Quality, safety and sustainability are important considerations for public buyers. All businesses can enhance their reputation for quality by putting in place effective procedures and processes. Even if you do not have the budget to invest in certified, audited systems, you can increase your chances of success by investing some time and thought into describing how you manage these areas.


New public procurement tenders this week 

Visit the Keystone website to view our take on the 500+ active public procurement opportunities with more than five days until their deadline. There are a vast range of services, supplies and construction related to public procurement opportunities in the following sectors (there are many more sectors than the sample list below):

  • Construction and related trades,
  • Professional & Advisory Services,
  • PR, Media, Advertising and related,
  • ICT supplies and services,
  • Training,
  • Property & facilities management,
  • Vehicle & automotive,
  • Catering and related services,
  • Cleaning and related services,
  • Waste Management,
  • Maintenance and related services,
  • Horticultural supplies & services,
  • Research & environmental monitoring,
  • Printing, office supplies and related services,
  • Trades,
  • Medical and scientific research, supplies and services,
  • A vast range of other services and supplies.

Businesses interested in any of these strategic procurement opportunities that are unsure of how they can follow-up on these tenders can contact Keystone at any stage. We would be happy to discuss your needs and where they may fit with your business growth plans. These public procurement opportunities are sources of business growth and innovation for companies across the country.

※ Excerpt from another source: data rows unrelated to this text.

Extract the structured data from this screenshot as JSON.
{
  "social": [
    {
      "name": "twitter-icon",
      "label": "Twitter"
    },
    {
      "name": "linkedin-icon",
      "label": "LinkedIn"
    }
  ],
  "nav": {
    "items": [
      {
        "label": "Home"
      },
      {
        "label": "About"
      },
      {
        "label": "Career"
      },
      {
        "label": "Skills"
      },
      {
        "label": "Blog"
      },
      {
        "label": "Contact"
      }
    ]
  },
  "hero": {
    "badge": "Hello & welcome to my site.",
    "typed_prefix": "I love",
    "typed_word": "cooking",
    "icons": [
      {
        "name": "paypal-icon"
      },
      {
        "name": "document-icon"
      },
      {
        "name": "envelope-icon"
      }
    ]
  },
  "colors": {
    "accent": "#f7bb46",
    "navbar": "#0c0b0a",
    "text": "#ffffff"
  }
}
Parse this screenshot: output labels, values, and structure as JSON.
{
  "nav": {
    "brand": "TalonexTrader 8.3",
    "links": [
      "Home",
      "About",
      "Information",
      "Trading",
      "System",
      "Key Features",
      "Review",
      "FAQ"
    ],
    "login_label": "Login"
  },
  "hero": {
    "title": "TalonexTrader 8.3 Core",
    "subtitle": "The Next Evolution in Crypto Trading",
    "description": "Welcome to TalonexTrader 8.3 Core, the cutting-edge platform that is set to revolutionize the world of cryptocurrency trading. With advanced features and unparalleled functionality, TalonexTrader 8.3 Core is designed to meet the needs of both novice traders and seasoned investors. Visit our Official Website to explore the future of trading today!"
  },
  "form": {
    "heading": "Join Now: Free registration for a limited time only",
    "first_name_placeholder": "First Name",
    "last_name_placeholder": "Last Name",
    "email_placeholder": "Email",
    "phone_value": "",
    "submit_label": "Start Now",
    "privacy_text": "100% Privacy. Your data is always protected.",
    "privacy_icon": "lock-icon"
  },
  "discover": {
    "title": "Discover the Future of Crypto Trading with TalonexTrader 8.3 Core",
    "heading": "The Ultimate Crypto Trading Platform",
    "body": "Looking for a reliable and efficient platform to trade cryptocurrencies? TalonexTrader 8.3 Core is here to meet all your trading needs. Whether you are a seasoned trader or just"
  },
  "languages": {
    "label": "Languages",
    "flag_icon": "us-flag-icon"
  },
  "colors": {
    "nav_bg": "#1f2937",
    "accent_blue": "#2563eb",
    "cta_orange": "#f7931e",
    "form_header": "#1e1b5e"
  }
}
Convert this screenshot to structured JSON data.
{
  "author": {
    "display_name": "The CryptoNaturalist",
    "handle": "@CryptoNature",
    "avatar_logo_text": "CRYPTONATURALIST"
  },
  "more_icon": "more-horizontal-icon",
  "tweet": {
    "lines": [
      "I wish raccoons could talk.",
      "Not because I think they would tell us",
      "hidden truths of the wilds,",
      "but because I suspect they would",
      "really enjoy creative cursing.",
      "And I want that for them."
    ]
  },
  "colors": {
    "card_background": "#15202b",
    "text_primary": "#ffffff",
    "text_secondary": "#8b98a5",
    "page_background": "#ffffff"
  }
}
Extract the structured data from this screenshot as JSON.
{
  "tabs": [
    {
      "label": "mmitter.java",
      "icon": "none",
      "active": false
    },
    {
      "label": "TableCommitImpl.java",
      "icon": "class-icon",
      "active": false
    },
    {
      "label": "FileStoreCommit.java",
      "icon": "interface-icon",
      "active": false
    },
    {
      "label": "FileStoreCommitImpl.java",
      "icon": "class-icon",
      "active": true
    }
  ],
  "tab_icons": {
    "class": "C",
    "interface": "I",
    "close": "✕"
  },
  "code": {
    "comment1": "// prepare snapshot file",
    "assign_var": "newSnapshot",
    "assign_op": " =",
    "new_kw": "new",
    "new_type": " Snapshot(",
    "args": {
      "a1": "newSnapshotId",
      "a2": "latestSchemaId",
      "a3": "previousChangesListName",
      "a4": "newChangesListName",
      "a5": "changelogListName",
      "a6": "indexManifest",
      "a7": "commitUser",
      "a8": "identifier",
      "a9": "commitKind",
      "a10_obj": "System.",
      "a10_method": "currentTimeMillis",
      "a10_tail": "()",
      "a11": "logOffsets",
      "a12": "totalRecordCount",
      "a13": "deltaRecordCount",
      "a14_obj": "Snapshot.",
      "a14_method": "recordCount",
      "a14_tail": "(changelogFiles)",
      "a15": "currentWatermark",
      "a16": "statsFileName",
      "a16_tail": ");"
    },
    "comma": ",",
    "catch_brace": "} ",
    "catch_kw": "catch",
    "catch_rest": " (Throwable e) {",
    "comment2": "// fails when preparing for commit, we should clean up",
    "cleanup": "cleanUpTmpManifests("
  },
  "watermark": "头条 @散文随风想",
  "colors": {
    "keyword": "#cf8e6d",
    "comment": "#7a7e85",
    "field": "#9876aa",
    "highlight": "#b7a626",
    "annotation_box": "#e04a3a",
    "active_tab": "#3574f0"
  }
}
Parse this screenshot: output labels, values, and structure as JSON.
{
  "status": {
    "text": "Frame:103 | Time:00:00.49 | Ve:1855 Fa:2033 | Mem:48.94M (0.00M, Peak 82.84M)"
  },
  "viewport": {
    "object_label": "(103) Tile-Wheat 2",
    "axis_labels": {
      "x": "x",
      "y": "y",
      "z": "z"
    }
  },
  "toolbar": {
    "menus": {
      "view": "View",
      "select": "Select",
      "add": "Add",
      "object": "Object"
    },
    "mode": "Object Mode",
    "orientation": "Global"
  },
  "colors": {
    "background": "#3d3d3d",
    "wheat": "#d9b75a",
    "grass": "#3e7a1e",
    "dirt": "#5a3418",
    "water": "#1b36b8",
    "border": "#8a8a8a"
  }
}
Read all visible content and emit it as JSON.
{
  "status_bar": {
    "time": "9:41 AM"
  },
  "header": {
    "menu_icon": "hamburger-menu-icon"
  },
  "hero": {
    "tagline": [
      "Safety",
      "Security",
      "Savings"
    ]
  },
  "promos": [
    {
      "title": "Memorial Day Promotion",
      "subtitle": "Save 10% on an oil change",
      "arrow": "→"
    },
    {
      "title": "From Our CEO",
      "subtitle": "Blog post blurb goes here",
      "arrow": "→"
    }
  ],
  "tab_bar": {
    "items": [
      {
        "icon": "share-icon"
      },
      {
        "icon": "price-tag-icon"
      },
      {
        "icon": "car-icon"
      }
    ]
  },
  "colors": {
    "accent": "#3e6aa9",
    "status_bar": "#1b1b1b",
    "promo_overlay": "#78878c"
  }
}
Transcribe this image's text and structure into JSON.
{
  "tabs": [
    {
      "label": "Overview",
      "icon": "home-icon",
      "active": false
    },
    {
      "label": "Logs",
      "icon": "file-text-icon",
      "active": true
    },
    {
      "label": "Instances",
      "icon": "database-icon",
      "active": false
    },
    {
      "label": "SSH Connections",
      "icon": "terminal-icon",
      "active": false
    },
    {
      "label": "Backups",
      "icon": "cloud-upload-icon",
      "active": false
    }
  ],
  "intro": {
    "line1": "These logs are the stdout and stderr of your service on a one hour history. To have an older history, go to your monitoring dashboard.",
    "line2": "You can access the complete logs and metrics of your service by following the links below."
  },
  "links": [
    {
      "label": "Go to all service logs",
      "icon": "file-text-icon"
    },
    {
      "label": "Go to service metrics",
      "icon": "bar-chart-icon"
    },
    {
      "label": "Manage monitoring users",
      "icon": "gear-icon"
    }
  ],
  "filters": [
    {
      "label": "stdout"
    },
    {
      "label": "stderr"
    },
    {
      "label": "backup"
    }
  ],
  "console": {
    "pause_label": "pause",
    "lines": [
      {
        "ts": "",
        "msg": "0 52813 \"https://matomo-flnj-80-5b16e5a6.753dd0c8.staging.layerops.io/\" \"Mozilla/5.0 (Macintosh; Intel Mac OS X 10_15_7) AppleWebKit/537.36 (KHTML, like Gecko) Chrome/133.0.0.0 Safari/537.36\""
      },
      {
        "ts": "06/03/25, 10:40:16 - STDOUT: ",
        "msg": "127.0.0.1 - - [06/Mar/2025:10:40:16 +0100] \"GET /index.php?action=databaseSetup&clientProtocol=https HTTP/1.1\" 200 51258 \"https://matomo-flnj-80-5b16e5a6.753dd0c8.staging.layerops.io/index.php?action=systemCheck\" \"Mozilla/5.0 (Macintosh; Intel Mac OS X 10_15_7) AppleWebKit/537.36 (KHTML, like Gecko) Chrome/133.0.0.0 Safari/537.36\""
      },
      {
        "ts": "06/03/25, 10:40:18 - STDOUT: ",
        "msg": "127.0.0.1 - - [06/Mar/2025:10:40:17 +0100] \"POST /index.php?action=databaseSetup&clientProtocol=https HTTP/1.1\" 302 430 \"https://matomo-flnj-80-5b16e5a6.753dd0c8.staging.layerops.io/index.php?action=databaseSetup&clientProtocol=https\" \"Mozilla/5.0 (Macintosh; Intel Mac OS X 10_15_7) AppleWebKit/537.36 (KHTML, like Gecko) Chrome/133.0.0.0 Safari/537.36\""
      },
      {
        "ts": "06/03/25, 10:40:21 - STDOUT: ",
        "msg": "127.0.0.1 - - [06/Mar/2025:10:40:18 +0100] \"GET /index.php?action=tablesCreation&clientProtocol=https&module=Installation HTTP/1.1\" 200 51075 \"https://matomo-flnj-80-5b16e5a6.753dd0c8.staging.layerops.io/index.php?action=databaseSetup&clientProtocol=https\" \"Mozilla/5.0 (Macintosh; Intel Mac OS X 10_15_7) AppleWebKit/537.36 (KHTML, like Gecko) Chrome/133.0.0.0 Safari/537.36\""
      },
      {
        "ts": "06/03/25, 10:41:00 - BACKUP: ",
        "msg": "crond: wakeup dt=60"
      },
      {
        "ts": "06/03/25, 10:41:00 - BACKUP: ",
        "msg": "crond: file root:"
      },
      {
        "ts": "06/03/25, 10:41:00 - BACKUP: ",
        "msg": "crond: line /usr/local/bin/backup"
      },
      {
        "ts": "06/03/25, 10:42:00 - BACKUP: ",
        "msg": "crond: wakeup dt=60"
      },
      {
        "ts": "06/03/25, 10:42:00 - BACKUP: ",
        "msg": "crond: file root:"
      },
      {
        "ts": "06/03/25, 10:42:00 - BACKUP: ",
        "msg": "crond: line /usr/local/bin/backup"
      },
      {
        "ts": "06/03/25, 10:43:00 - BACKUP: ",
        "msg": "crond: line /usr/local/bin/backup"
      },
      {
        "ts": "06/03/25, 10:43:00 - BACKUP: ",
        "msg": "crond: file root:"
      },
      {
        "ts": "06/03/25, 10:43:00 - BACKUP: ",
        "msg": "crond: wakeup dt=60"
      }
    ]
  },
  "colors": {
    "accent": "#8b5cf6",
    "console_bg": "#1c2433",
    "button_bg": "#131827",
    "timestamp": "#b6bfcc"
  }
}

Please note, e-tenders often has public procurement opportunities incorrectly categorised so people relying on e-tender alerts could easily miss out on opportunities if they are dependent on it. E-tenders is only as reliable as the people inputting tenders and mistakes are made very frequently. The Keystone Column includes all live tenders posted on e-tenders that have five or more days until their deadline as at June 15th 2017.